• **Work task**
Going through the entries below, copy out each line that contains "Submission".
[Record extracts — start]
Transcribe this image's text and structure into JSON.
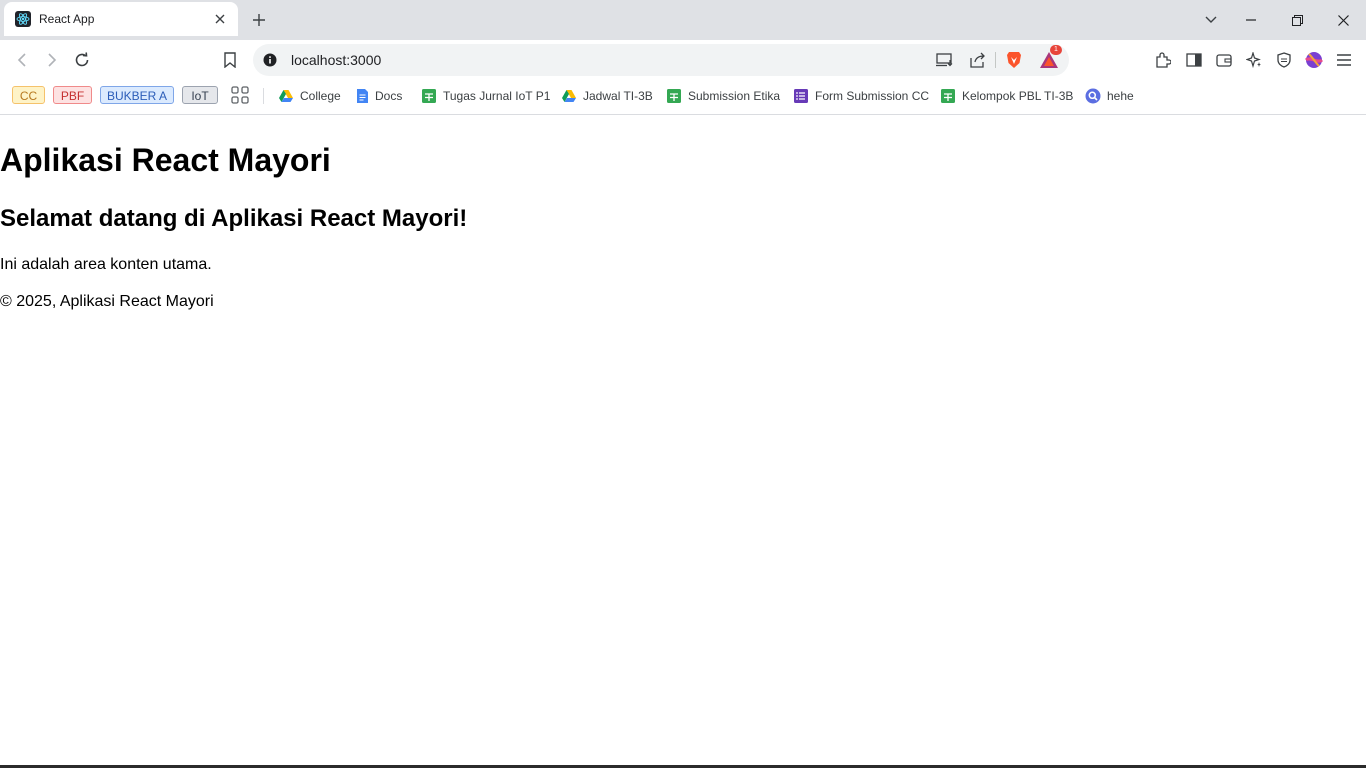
{
  "browser": {
    "tab": {
      "title": "React App",
      "favicon": "react-icon"
    },
    "toolbar": {
      "url": "localhost:3000",
      "notification_count": "1"
    },
    "bookmarks": {
      "chips": [
        {
          "label": "CC",
          "bg": "#fef3c7",
          "border": "#f5c26b",
          "color": "#b7791f"
        },
        {
          "label": "PBF",
          "bg": "#fde2e2",
          "border": "#f08a8a",
          "color": "#c53030"
        },
        {
          "label": "BUKBER A",
          "bg": "#dbeafe",
          "border": "#7fa6e8",
          "color": "#2b5cb8"
        },
        {
          "label": "IoT",
          "bg": "#e5e7eb",
          "border": "#9ca3af",
          "color": "#374151"
        }
      ],
      "items": [
        {
          "label": "College",
          "icon": "google-drive-icon"
        },
        {
          "label": "Docs",
          "icon": "google-docs-icon"
        },
        {
          "label": "Tugas Jurnal IoT P1",
          "icon": "google-sheets-icon"
        },
        {
          "label": "Jadwal TI-3B",
          "icon": "google-drive-icon"
        },
        {
          "label": "Submission Etika",
          "icon": "google-sheets-icon"
        },
        {
          "label": "Form Submission CC",
          "icon": "google-forms-icon"
        },
        {
          "label": "Kelompok PBL TI-3B",
          "icon": "google-sheets-icon"
        },
        {
          "label": "hehe",
          "icon": "search-icon"
        }
      ]
    }
  },
  "page": {
    "title": "Aplikasi React Mayori",
    "welcome": "Selamat datang di Aplikasi React Mayori!",
    "content": "Ini adalah area konten utama.",
    "footer": "© 2025, Aplikasi React Mayori"
  },
  "colors": {
    "tabstrip": "#dfe1e5",
    "omnibox": "#f1f3f4",
    "brave_orange": "#fb542b",
    "sheets_green": "#34a853",
    "forms_purple": "#673ab7",
    "docs_blue": "#4285f4"
  }
}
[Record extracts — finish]
• **Written answer**
          "label": "Submission Etika",
          "label": "Form Submission CC",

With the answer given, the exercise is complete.